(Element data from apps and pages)
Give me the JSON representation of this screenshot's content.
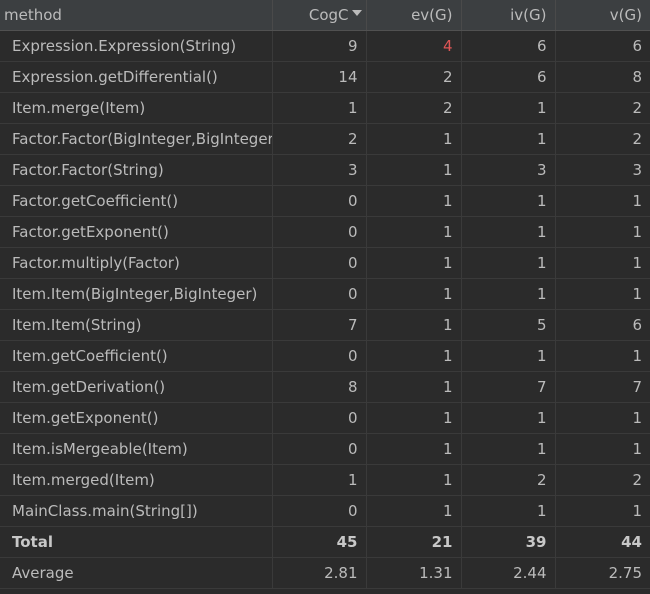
{
  "headers": {
    "method": "method",
    "cogc": "CogC",
    "ev": "ev(G)",
    "iv": "iv(G)",
    "v": "v(G)"
  },
  "sort_icon": "sort-descending-icon",
  "highlight_color": "#e05555",
  "rows": [
    {
      "method": "Expression.Expression(String)",
      "cogc": "9",
      "ev": "4",
      "iv": "6",
      "v": "6"
    },
    {
      "method": "Expression.getDifferential()",
      "cogc": "14",
      "ev": "2",
      "iv": "6",
      "v": "8"
    },
    {
      "method": "Item.merge(Item)",
      "cogc": "1",
      "ev": "2",
      "iv": "1",
      "v": "2"
    },
    {
      "method": "Factor.Factor(BigInteger,BigInteger)",
      "cogc": "2",
      "ev": "1",
      "iv": "1",
      "v": "2"
    },
    {
      "method": "Factor.Factor(String)",
      "cogc": "3",
      "ev": "1",
      "iv": "3",
      "v": "3"
    },
    {
      "method": "Factor.getCoefficient()",
      "cogc": "0",
      "ev": "1",
      "iv": "1",
      "v": "1"
    },
    {
      "method": "Factor.getExponent()",
      "cogc": "0",
      "ev": "1",
      "iv": "1",
      "v": "1"
    },
    {
      "method": "Factor.multiply(Factor)",
      "cogc": "0",
      "ev": "1",
      "iv": "1",
      "v": "1"
    },
    {
      "method": "Item.Item(BigInteger,BigInteger)",
      "cogc": "0",
      "ev": "1",
      "iv": "1",
      "v": "1"
    },
    {
      "method": "Item.Item(String)",
      "cogc": "7",
      "ev": "1",
      "iv": "5",
      "v": "6"
    },
    {
      "method": "Item.getCoefficient()",
      "cogc": "0",
      "ev": "1",
      "iv": "1",
      "v": "1"
    },
    {
      "method": "Item.getDerivation()",
      "cogc": "8",
      "ev": "1",
      "iv": "7",
      "v": "7"
    },
    {
      "method": "Item.getExponent()",
      "cogc": "0",
      "ev": "1",
      "iv": "1",
      "v": "1"
    },
    {
      "method": "Item.isMergeable(Item)",
      "cogc": "0",
      "ev": "1",
      "iv": "1",
      "v": "1"
    },
    {
      "method": "Item.merged(Item)",
      "cogc": "1",
      "ev": "1",
      "iv": "2",
      "v": "2"
    },
    {
      "method": "MainClass.main(String[])",
      "cogc": "0",
      "ev": "1",
      "iv": "1",
      "v": "1"
    }
  ],
  "total": {
    "label": "Total",
    "cogc": "45",
    "ev": "21",
    "iv": "39",
    "v": "44"
  },
  "average": {
    "label": "Average",
    "cogc": "2.81",
    "ev": "1.31",
    "iv": "2.44",
    "v": "2.75"
  }
}
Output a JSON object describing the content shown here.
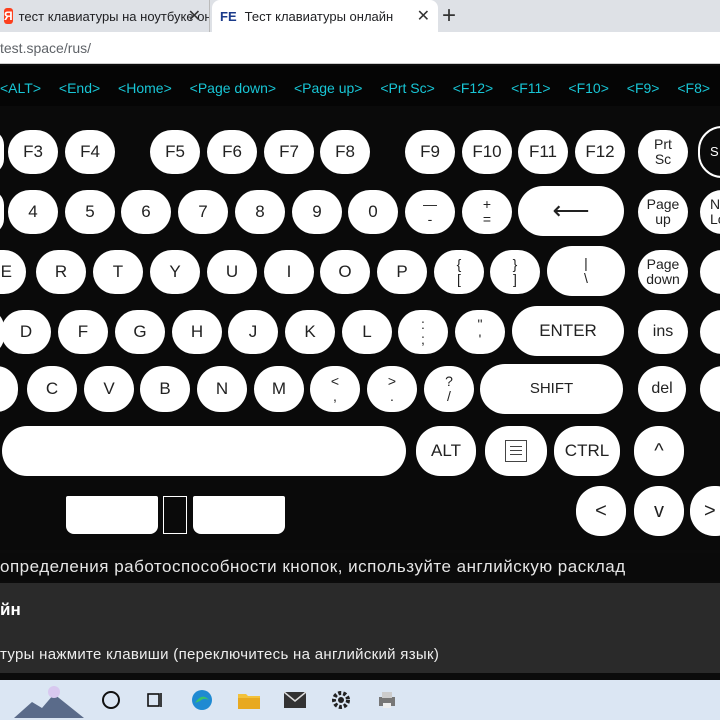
{
  "browser": {
    "tabs": [
      {
        "label": "тест клавиатуры на ноутбуке он",
        "favicon": "Я"
      },
      {
        "label": "Тест клавиатуры онлайн",
        "favicon": "FE"
      }
    ],
    "close_glyph": "✕",
    "new_tab_glyph": "+",
    "address": "test.space/rus/"
  },
  "keylog": [
    "<ALT>",
    "<End>",
    "<Home>",
    "<Page down>",
    "<Page up>",
    "<Prt Sc>",
    "<F12>",
    "<F11>",
    "<F10>",
    "<F9>",
    "<F8>"
  ],
  "keys": {
    "f3": "F3",
    "f4": "F4",
    "f5": "F5",
    "f6": "F6",
    "f7": "F7",
    "f8": "F8",
    "f9": "F9",
    "f10": "F10",
    "f11": "F11",
    "f12": "F12",
    "prtsc_top": "Prt",
    "prtsc_bottom": "Sc",
    "partial_s": "S",
    "n4": "4",
    "n5": "5",
    "n6": "6",
    "n7": "7",
    "n8": "8",
    "n9": "9",
    "n0": "0",
    "minus_top": "—",
    "minus_bottom": "-",
    "plus_top": "+",
    "plus_bottom": "=",
    "backspace": "⟵",
    "pageup_top": "Page",
    "pageup_bottom": "up",
    "partial_n": "N",
    "partial_lo": "Lo",
    "e": "E",
    "r": "R",
    "t": "T",
    "y": "Y",
    "u": "U",
    "i": "I",
    "o": "O",
    "p": "P",
    "brace_l_top": "{",
    "brace_l_bottom": "[",
    "brace_r_top": "}",
    "brace_r_bottom": "]",
    "pipe_top": "|",
    "pipe_bottom": "\\",
    "pagedown_top": "Page",
    "pagedown_bottom": "down",
    "d": "D",
    "f": "F",
    "g": "G",
    "h": "H",
    "j": "J",
    "k": "K",
    "l": "L",
    "semicolon_top": ":",
    "semicolon_bottom": ";",
    "quote_top": "\"",
    "quote_bottom": "'",
    "enter": "ENTER",
    "ins": "ins",
    "c": "C",
    "v": "V",
    "b": "B",
    "n": "N",
    "m": "M",
    "lt_top": "<",
    "lt_bottom": ",",
    "gt_top": ">",
    "gt_bottom": ".",
    "question_top": "?",
    "question_bottom": "/",
    "shift": "SHIFT",
    "del": "del",
    "alt": "ALT",
    "ctrl": "CTRL",
    "up": "^",
    "left": "<",
    "down": "v",
    "right": ">"
  },
  "hint": "определения работоспособности кнопок, используйте английскую расклад",
  "section_heading": "йн",
  "section_text": "туры нажмите клавиши (переключитесь на английский язык)"
}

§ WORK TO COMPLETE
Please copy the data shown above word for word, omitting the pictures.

§ TASK OUTPUT
Give me the JSON representation of this screenshot's content.
{
  "headers": {
    "method": "method",
    "cogc": "CogC",
    "ev": "ev(G)",
    "iv": "iv(G)",
    "v": "v(G)"
  },
  "sort_icon": "sort-descending-icon",
  "highlight_color": "#e05555",
  "rows": [
    {
      "method": "Expression.Expression(String)",
      "cogc": "9",
      "ev": "4",
      "iv": "6",
      "v": "6"
    },
    {
      "method": "Expression.getDifferential()",
      "cogc": "14",
      "ev": "2",
      "iv": "6",
      "v": "8"
    },
    {
      "method": "Item.merge(Item)",
      "cogc": "1",
      "ev": "2",
      "iv": "1",
      "v": "2"
    },
    {
      "method": "Factor.Factor(BigInteger,BigInteger)",
      "cogc": "2",
      "ev": "1",
      "iv": "1",
      "v": "2"
    },
    {
      "method": "Factor.Factor(String)",
      "cogc": "3",
      "ev": "1",
      "iv": "3",
      "v": "3"
    },
    {
      "method": "Factor.getCoefficient()",
      "cogc": "0",
      "ev": "1",
      "iv": "1",
      "v": "1"
    },
    {
      "method": "Factor.getExponent()",
      "cogc": "0",
      "ev": "1",
      "iv": "1",
      "v": "1"
    },
    {
      "method": "Factor.multiply(Factor)",
      "cogc": "0",
      "ev": "1",
      "iv": "1",
      "v": "1"
    },
    {
      "method": "Item.Item(BigInteger,BigInteger)",
      "cogc": "0",
      "ev": "1",
      "iv": "1",
      "v": "1"
    },
    {
      "method": "Item.Item(String)",
      "cogc": "7",
      "ev": "1",
      "iv": "5",
      "v": "6"
    },
    {
      "method": "Item.getCoefficient()",
      "cogc": "0",
      "ev": "1",
      "iv": "1",
      "v": "1"
    },
    {
      "method": "Item.getDerivation()",
      "cogc": "8",
      "ev": "1",
      "iv": "7",
      "v": "7"
    },
    {
      "method": "Item.getExponent()",
      "cogc": "0",
      "ev": "1",
      "iv": "1",
      "v": "1"
    },
    {
      "method": "Item.isMergeable(Item)",
      "cogc": "0",
      "ev": "1",
      "iv": "1",
      "v": "1"
    },
    {
      "method": "Item.merged(Item)",
      "cogc": "1",
      "ev": "1",
      "iv": "2",
      "v": "2"
    },
    {
      "method": "MainClass.main(String[])",
      "cogc": "0",
      "ev": "1",
      "iv": "1",
      "v": "1"
    }
  ],
  "total": {
    "label": "Total",
    "cogc": "45",
    "ev": "21",
    "iv": "39",
    "v": "44"
  },
  "average": {
    "label": "Average",
    "cogc": "2.81",
    "ev": "1.31",
    "iv": "2.44",
    "v": "2.75"
  }
}
Output a JSON object describing the content shown here.
{
  "browser": {
    "tabs": [
      {
        "label": "тест клавиатуры на ноутбуке он",
        "favicon": "Я"
      },
      {
        "label": "Тест клавиатуры онлайн",
        "favicon": "FE"
      }
    ],
    "close_glyph": "✕",
    "new_tab_glyph": "+",
    "address": "test.space/rus/"
  },
  "keylog": [
    "<ALT>",
    "<End>",
    "<Home>",
    "<Page down>",
    "<Page up>",
    "<Prt Sc>",
    "<F12>",
    "<F11>",
    "<F10>",
    "<F9>",
    "<F8>"
  ],
  "keys": {
    "f3": "F3",
    "f4": "F4",
    "f5": "F5",
    "f6": "F6",
    "f7": "F7",
    "f8": "F8",
    "f9": "F9",
    "f10": "F10",
    "f11": "F11",
    "f12": "F12",
    "prtsc_top": "Prt",
    "prtsc_bottom": "Sc",
    "partial_s": "S",
    "n4": "4",
    "n5": "5",
    "n6": "6",
    "n7": "7",
    "n8": "8",
    "n9": "9",
    "n0": "0",
    "minus_top": "—",
    "minus_bottom": "-",
    "plus_top": "+",
    "plus_bottom": "=",
    "backspace": "⟵",
    "pageup_top": "Page",
    "pageup_bottom": "up",
    "partial_n": "N",
    "partial_lo": "Lo",
    "e": "E",
    "r": "R",
    "t": "T",
    "y": "Y",
    "u": "U",
    "i": "I",
    "o": "O",
    "p": "P",
    "brace_l_top": "{",
    "brace_l_bottom": "[",
    "brace_r_top": "}",
    "brace_r_bottom": "]",
    "pipe_top": "|",
    "pipe_bottom": "\\",
    "pagedown_top": "Page",
    "pagedown_bottom": "down",
    "d": "D",
    "f": "F",
    "g": "G",
    "h": "H",
    "j": "J",
    "k": "K",
    "l": "L",
    "semicolon_top": ":",
    "semicolon_bottom": ";",
    "quote_top": "\"",
    "quote_bottom": "'",
    "enter": "ENTER",
    "ins": "ins",
    "c": "C",
    "v": "V",
    "b": "B",
    "n": "N",
    "m": "M",
    "lt_top": "<",
    "lt_bottom": ",",
    "gt_top": ">",
    "gt_bottom": ".",
    "question_top": "?",
    "question_bottom": "/",
    "shift": "SHIFT",
    "del": "del",
    "alt": "ALT",
    "ctrl": "CTRL",
    "up": "^",
    "left": "<",
    "down": "v",
    "right": ">"
  },
  "hint": "определения работоспособности кнопок, используйте английскую расклад",
  "section_heading": "йн",
  "section_text": "туры нажмите клавиши (переключитесь на английский язык)"
}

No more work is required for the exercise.